The data Block Start
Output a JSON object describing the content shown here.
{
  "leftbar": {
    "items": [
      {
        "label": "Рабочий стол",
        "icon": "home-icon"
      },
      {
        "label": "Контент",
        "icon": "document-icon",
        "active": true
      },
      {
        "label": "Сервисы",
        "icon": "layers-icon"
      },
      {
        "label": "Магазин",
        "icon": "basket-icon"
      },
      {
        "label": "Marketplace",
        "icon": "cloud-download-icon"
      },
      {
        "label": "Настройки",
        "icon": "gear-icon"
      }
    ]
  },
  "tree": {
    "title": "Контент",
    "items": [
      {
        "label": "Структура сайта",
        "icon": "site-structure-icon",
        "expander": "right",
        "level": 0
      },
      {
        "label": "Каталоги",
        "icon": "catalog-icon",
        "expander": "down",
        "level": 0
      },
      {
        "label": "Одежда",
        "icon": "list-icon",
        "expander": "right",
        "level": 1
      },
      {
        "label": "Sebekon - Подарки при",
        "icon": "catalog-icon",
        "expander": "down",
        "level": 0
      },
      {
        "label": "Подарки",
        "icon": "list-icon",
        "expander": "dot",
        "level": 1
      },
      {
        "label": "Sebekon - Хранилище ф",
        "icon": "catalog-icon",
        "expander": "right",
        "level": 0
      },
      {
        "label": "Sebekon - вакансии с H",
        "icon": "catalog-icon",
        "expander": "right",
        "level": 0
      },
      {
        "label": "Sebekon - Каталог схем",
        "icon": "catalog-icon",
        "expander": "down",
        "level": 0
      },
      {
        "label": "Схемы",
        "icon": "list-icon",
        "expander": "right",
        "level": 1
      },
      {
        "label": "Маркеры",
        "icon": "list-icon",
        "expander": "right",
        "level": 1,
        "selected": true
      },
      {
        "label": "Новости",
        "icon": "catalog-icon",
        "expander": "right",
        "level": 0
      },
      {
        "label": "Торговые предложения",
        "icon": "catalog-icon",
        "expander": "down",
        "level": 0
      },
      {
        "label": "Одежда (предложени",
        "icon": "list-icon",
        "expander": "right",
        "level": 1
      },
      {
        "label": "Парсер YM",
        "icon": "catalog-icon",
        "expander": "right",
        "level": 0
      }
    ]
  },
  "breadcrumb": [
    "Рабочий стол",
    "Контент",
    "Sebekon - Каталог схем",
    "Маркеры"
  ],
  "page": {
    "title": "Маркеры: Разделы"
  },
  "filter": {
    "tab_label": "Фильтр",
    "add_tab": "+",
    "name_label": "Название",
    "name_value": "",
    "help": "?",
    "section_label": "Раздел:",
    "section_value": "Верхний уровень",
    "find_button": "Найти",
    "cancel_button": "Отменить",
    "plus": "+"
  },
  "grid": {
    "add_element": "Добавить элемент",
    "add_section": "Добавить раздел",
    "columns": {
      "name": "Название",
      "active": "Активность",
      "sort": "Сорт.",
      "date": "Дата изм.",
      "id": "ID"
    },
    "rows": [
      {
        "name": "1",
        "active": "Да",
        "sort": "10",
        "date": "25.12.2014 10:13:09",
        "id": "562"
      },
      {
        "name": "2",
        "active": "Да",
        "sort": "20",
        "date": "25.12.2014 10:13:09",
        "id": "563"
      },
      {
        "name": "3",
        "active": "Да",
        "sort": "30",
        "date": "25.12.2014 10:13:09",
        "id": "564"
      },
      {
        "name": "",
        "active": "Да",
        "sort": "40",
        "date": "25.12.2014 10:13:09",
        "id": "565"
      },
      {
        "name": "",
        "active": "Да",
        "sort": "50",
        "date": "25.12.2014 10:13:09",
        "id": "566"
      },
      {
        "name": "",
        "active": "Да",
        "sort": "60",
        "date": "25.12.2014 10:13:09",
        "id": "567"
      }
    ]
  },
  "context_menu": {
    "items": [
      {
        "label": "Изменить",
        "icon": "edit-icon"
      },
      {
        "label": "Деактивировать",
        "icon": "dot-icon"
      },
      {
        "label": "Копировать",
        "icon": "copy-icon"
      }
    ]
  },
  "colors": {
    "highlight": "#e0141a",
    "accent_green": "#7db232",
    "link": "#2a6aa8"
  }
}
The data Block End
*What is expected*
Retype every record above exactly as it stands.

*Problem solution*
Output a JSON object describing the content shown here.
{
  "leftbar": {
    "items": [
      {
        "label": "Рабочий стол",
        "icon": "home-icon"
      },
      {
        "label": "Контент",
        "icon": "document-icon",
        "active": true
      },
      {
        "label": "Сервисы",
        "icon": "layers-icon"
      },
      {
        "label": "Магазин",
        "icon": "basket-icon"
      },
      {
        "label": "Marketplace",
        "icon": "cloud-download-icon"
      },
      {
        "label": "Настройки",
        "icon": "gear-icon"
      }
    ]
  },
  "tree": {
    "title": "Контент",
    "items": [
      {
        "label": "Структура сайта",
        "icon": "site-structure-icon",
        "expander": "right",
        "level": 0
      },
      {
        "label": "Каталоги",
        "icon": "catalog-icon",
        "expander": "down",
        "level": 0
      },
      {
        "label": "Одежда",
        "icon": "list-icon",
        "expander": "right",
        "level": 1
      },
      {
        "label": "Sebekon - Подарки при",
        "icon": "catalog-icon",
        "expander": "down",
        "level": 0
      },
      {
        "label": "Подарки",
        "icon": "list-icon",
        "expander": "dot",
        "level": 1
      },
      {
        "label": "Sebekon - Хранилище ф",
        "icon": "catalog-icon",
        "expander": "right",
        "level": 0
      },
      {
        "label": "Sebekon - вакансии с H",
        "icon": "catalog-icon",
        "expander": "right",
        "level": 0
      },
      {
        "label": "Sebekon - Каталог схем",
        "icon": "catalog-icon",
        "expander": "down",
        "level": 0
      },
      {
        "label": "Схемы",
        "icon": "list-icon",
        "expander": "right",
        "level": 1
      },
      {
        "label": "Маркеры",
        "icon": "list-icon",
        "expander": "right",
        "level": 1,
        "selected": true
      },
      {
        "label": "Новости",
        "icon": "catalog-icon",
        "expander": "right",
        "level": 0
      },
      {
        "label": "Торговые предложения",
        "icon": "catalog-icon",
        "expander": "down",
        "level": 0
      },
      {
        "label": "Одежда (предложени",
        "icon": "list-icon",
        "expander": "right",
        "level": 1
      },
      {
        "label": "Парсер YM",
        "icon": "catalog-icon",
        "expander": "right",
        "level": 0
      }
    ]
  },
  "breadcrumb": [
    "Рабочий стол",
    "Контент",
    "Sebekon - Каталог схем",
    "Маркеры"
  ],
  "page": {
    "title": "Маркеры: Разделы"
  },
  "filter": {
    "tab_label": "Фильтр",
    "add_tab": "+",
    "name_label": "Название",
    "name_value": "",
    "help": "?",
    "section_label": "Раздел:",
    "section_value": "Верхний уровень",
    "find_button": "Найти",
    "cancel_button": "Отменить",
    "plus": "+"
  },
  "grid": {
    "add_element": "Добавить элемент",
    "add_section": "Добавить раздел",
    "columns": {
      "name": "Название",
      "active": "Активность",
      "sort": "Сорт.",
      "date": "Дата изм.",
      "id": "ID"
    },
    "rows": [
      {
        "name": "1",
        "active": "Да",
        "sort": "10",
        "date": "25.12.2014 10:13:09",
        "id": "562"
      },
      {
        "name": "2",
        "active": "Да",
        "sort": "20",
        "date": "25.12.2014 10:13:09",
        "id": "563"
      },
      {
        "name": "3",
        "active": "Да",
        "sort": "30",
        "date": "25.12.2014 10:13:09",
        "id": "564"
      },
      {
        "name": "",
        "active": "Да",
        "sort": "40",
        "date": "25.12.2014 10:13:09",
        "id": "565"
      },
      {
        "name": "",
        "active": "Да",
        "sort": "50",
        "date": "25.12.2014 10:13:09",
        "id": "566"
      },
      {
        "name": "",
        "active": "Да",
        "sort": "60",
        "date": "25.12.2014 10:13:09",
        "id": "567"
      }
    ]
  },
  "context_menu": {
    "items": [
      {
        "label": "Изменить",
        "icon": "edit-icon"
      },
      {
        "label": "Деактивировать",
        "icon": "dot-icon"
      },
      {
        "label": "Копировать",
        "icon": "copy-icon"
      }
    ]
  },
  "colors": {
    "highlight": "#e0141a",
    "accent_green": "#7db232",
    "link": "#2a6aa8"
  }
}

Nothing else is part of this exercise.